UC Berkeley Web Feature
A town hall meeting with UC President
The 'power of 10' keeps the university resilient in the face of 'dark forces,' he tells faculty
BERKELEY — The University of California community should take "a very, very active role" in the search for a new leader for the UC system, President Robert Dynes urged Berkeley faculty at a town hall-style session of the Divisional Academic Senate Oct. 4. "Please don't look at your navel and debate this too long," he warned, as the UC regents have already begun their national search for a UC president, and in short order "it will be done."
A cautionary note ran through Dynes' remarks Thursday in Booth Auditorium on the university's strengths going forward, despite what he called "dark forces" threatening its ability to fulfill its mission. The leader of the UC system through a tumultuous four-year period — punctuated by intense media scrutiny of executive compensation practices — Dynes recently announced his intention to step down as president by June 2008.
|'In my opinion it's extremely important that the faculty, staff, and students play a very active role in the choice of the next UC president.'
— Robert Dynes
Public universities are subject to political and financial pressures that their private counterparts don't face, and the University of California is "under great stress," said Dynes. Why, he asked, do we nevertheless continue to be competitive in faculty recruitment, government contracts, and other measures of success? As a large, 10-campus system, UC is blessed by "the promise and the power of 10.... We use that strength of 10 campuses to advantage," he said.
As examples of how size works to UC's advantage, Dynes cited the system's large digital library, which can provide scholars at even its newest campus, UC Merced, with access to a world-class collection; the multi-campus collaborative research conducted by the California Institutes of Science and Innovation (which includes Berkeley's participation in QB3 and CITRIS); and the Cal Teach program, through which all of the UC campuses are working to generate credentialed science and math teachers for the state's K-12 schools.
Dynes noted that UC also can leverage its collective power to negotiate with scholarly publishers (as it has with the academic-publishing giant Elsevier) or to compete for federal research dollars, with UC campuses collaborating in those efforts rather than competing with each other.
Elaboration on the forces that threaten UC came during the question-and-answer period, when Dynes cited, for one, a recent editorial by State Treasurer Bill Lockyer, in which he suggested that the State of California cut off budget support for UC. (State support accounts for a shrinking but still significant portion of the UC budget.) That possibility is also contained in a 60-page report from the treasurer's office, released Oct. 1, enumerating a variety of steps that the governor and legislators could take to reduce the state's persistent budget deficits.

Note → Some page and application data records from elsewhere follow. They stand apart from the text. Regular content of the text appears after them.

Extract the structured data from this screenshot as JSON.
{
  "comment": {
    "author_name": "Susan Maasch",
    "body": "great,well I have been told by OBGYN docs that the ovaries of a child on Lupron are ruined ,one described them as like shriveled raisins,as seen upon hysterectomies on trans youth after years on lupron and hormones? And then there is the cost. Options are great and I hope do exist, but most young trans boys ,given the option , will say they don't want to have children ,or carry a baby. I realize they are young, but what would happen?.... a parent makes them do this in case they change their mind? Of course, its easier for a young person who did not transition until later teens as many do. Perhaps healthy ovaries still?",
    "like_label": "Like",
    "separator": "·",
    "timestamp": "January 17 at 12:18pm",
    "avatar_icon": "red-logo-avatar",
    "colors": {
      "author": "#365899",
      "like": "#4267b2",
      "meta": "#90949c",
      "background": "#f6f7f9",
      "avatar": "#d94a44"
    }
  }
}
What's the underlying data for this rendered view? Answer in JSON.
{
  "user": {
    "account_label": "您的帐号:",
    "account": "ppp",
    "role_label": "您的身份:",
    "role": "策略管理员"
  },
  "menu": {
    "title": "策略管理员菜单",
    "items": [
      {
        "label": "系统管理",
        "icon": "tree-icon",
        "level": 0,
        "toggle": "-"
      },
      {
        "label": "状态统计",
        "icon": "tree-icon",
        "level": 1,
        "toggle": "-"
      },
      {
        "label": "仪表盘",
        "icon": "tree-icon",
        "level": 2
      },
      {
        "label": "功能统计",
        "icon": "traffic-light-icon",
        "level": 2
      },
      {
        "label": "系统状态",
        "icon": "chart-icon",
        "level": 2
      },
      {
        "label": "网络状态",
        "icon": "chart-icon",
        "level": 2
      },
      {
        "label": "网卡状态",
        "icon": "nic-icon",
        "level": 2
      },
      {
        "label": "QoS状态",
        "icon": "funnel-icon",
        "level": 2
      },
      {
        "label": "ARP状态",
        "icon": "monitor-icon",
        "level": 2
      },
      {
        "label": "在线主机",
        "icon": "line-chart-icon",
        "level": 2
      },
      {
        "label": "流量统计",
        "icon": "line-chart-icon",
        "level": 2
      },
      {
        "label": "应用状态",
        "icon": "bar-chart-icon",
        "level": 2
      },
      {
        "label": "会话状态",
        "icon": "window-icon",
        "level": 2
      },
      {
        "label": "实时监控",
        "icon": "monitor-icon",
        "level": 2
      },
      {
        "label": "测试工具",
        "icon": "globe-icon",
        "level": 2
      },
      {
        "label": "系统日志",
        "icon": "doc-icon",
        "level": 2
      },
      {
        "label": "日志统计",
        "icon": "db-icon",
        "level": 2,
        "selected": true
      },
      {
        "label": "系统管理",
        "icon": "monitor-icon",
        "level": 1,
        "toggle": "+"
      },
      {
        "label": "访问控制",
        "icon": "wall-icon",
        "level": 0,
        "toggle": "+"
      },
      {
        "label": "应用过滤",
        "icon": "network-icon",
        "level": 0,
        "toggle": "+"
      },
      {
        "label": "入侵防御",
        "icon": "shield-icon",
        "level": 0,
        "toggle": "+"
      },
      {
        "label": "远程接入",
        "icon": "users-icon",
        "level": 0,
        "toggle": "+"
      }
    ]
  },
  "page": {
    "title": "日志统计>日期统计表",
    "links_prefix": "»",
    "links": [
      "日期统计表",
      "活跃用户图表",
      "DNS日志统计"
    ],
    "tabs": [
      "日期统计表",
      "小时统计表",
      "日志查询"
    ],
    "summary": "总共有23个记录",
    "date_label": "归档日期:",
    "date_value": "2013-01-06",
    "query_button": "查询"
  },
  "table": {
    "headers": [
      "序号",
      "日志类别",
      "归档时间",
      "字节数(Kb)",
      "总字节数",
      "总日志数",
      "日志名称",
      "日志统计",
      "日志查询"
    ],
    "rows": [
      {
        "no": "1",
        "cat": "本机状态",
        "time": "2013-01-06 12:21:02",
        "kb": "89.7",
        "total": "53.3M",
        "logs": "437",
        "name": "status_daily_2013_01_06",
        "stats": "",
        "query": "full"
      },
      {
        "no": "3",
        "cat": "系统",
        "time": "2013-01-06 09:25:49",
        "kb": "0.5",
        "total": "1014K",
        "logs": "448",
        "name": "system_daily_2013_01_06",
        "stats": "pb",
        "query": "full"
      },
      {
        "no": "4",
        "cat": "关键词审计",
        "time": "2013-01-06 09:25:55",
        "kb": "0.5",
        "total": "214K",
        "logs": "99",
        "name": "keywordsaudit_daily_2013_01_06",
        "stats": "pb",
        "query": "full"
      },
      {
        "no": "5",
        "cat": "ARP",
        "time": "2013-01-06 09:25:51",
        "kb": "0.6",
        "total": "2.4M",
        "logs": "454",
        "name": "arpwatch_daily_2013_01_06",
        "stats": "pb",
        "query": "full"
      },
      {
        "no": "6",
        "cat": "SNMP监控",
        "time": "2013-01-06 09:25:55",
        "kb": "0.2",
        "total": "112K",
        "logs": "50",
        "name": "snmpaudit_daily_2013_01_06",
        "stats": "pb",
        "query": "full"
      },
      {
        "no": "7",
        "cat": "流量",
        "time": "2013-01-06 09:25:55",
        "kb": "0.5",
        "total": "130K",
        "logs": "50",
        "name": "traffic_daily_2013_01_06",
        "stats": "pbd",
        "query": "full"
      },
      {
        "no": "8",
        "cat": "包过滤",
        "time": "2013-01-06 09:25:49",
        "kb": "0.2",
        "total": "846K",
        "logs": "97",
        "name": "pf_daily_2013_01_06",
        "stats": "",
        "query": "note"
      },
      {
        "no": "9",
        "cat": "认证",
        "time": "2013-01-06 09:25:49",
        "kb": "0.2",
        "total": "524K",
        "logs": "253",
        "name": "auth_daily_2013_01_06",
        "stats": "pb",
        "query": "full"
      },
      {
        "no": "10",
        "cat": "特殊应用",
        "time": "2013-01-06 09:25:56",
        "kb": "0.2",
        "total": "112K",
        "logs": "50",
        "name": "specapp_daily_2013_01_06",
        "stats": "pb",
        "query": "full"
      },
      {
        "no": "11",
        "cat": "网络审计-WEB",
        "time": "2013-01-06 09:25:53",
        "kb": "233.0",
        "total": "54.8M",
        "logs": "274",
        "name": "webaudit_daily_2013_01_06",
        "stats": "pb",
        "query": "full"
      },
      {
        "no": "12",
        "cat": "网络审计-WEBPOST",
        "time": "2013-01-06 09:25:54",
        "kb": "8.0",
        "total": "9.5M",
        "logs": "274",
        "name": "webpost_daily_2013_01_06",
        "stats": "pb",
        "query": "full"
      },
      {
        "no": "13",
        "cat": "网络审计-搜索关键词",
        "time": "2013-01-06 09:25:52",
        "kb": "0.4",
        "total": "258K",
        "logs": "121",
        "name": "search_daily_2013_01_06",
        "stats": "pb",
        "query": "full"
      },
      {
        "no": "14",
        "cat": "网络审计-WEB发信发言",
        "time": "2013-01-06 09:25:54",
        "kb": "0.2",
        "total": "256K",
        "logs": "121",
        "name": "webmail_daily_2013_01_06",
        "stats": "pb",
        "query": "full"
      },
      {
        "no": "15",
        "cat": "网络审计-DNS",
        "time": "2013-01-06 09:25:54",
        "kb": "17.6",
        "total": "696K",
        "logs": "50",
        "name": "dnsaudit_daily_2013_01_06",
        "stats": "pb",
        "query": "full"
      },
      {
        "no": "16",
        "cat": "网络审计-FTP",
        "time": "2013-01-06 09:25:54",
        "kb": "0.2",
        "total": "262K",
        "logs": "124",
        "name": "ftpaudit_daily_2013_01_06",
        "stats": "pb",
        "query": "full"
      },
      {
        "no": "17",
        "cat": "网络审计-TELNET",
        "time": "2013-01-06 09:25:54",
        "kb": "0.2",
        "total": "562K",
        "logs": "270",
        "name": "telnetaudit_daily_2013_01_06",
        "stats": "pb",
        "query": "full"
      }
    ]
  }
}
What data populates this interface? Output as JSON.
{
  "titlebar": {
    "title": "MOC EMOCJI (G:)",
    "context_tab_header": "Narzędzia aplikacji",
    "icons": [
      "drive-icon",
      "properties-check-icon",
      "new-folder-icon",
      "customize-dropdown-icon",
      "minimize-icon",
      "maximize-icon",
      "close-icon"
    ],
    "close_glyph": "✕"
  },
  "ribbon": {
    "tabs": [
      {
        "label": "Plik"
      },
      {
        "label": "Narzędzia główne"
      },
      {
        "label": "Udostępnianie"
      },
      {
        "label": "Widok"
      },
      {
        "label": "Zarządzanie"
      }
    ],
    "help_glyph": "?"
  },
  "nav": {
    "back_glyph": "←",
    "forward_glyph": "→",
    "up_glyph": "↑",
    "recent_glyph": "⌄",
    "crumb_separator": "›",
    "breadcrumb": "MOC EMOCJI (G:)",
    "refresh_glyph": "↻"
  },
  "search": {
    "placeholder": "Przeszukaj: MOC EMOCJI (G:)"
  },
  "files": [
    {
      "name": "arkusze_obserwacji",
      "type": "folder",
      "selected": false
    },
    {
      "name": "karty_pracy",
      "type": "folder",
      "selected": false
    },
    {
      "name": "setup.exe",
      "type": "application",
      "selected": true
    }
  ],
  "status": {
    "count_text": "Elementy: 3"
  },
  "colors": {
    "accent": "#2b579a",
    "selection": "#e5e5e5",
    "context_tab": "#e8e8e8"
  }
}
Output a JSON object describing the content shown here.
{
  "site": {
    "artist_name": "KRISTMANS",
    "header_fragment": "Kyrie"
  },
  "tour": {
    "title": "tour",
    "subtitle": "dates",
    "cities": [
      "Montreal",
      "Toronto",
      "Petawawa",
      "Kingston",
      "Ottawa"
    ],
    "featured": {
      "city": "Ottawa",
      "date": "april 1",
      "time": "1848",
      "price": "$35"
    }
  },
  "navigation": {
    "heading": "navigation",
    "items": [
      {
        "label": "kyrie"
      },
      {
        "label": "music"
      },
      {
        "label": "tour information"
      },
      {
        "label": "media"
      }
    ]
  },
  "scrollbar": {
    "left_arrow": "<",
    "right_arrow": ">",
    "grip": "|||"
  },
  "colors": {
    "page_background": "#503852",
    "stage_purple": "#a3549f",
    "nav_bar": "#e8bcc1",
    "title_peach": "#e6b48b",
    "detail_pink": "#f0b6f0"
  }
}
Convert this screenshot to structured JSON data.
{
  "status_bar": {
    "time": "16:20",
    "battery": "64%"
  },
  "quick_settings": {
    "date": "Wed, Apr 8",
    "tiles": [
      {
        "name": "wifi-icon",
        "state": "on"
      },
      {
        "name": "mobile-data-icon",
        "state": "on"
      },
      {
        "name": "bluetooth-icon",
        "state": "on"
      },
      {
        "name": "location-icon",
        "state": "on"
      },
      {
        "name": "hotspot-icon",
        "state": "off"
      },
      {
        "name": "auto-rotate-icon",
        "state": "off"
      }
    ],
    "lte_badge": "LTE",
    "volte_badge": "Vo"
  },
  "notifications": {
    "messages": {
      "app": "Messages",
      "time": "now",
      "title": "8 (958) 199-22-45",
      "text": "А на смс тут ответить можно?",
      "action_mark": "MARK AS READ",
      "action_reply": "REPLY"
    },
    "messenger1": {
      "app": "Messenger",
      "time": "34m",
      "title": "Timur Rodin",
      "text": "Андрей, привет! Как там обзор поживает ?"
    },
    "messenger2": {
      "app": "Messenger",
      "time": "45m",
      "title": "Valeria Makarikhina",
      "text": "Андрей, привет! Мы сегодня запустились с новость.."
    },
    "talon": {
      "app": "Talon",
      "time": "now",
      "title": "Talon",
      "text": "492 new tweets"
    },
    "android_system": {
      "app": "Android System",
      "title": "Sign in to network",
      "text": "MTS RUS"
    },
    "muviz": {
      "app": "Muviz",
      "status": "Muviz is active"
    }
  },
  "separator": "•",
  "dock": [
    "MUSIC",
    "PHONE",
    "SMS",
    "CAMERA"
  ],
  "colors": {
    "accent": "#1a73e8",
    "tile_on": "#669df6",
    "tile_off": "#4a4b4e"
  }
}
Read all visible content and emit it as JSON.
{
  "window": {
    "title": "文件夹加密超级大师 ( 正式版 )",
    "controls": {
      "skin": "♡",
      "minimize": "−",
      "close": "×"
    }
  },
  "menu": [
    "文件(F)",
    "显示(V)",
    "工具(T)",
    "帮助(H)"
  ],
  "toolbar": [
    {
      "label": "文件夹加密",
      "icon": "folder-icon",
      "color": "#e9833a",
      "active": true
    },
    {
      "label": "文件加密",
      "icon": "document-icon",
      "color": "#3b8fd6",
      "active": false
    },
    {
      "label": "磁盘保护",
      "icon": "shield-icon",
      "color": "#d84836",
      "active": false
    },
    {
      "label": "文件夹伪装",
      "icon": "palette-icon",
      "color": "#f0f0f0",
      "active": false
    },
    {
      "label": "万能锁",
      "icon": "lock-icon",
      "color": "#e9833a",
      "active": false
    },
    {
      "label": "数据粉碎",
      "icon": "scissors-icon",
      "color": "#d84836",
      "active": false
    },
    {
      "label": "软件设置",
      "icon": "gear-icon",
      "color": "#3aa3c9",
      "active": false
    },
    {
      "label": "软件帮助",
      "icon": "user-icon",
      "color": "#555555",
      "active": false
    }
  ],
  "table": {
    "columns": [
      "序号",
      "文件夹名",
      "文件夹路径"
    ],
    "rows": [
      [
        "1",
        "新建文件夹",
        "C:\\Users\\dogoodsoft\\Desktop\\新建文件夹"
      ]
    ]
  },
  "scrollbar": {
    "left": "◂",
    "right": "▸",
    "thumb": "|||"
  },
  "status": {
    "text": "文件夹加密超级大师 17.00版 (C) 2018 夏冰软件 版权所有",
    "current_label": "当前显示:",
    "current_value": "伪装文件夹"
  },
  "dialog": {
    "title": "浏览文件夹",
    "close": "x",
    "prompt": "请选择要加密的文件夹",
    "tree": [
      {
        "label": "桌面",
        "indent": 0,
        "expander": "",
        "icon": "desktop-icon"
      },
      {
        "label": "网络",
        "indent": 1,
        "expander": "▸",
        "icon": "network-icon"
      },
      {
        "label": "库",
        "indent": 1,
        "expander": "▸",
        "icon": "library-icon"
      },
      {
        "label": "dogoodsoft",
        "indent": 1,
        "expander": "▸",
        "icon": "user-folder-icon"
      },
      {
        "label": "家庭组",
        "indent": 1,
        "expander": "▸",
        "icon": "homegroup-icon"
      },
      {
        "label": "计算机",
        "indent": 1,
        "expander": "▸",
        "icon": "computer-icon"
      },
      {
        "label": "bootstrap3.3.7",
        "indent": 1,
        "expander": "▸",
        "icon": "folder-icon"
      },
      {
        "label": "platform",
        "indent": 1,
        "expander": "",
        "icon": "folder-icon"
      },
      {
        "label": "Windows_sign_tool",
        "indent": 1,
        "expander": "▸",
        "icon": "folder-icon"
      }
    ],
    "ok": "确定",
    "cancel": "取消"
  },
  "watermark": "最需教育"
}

In place of state funding, the notion goes, UC would rely on student fees, private donations, and other sources. "It's conceived by some of these dark forces," Dynes said, that the Berkeley campus in particular, given its stature, "could charge a lot higher fees" and still remain competitive.
Asked to comment on the search for UC's next president, Dynes said the job requires an academic with a strong appreciation for UC's tradition of shared governance. Without that, he warned, "the forces (and I include the regents in those forces) would drive a wedge between the administration and the faculty in a way that would not be helpful for the well-being of the university."
Dynes said there are many inefficiencies in the UC system and strong pressures to eliminate them. "For decades we've decentralized the university, allowed campuses to do their own thing. On some issues — not academics — we've gone too far," said Dynes, citing duplicative employee-ID and student-record systems as two examples. UC's next leader needs to pay keen attention to those administrative matters, or else recruit someone to oversee that effort, he suggested.
The next UC president should also cultivate "a very close relationship with the governor and legislature," Dynes said. With Gov. Arnold Schwarzenegger, he noted, the university already has such a relationship. "He understands the value of UC …. With the legislature the message is more mixed," especially in an era of term limits.
Thursday's event was sparsely attended and marked by only a few challenging comments — the most pointed from a long-time campus secretary and union member, who contrasted the financial struggles of UC lowest-paid university employees with the money paid to top administrators, "including yourself." Dynes replied that figures quoted in the press on UC compensation had been misleading and that efforts to raise staff and faculty salaries are ongoing.
"The budget we received from the state this year is one of the first where we've actually received monies enough to raise salaries of both our faculty and the staff, to drive it toward competitive salaries," he said.
A physics professor and former chancellor at UC San Diego, Dynes began his term as UC president during the tumultuous 2003 gubernatorial recall campaign. He led the university through not only the compensation controversy but the appointment of six new UC chancellors, three lab directors, a new executive vice president for business operations, a general counsel, a new provost, and numerous vice presidents.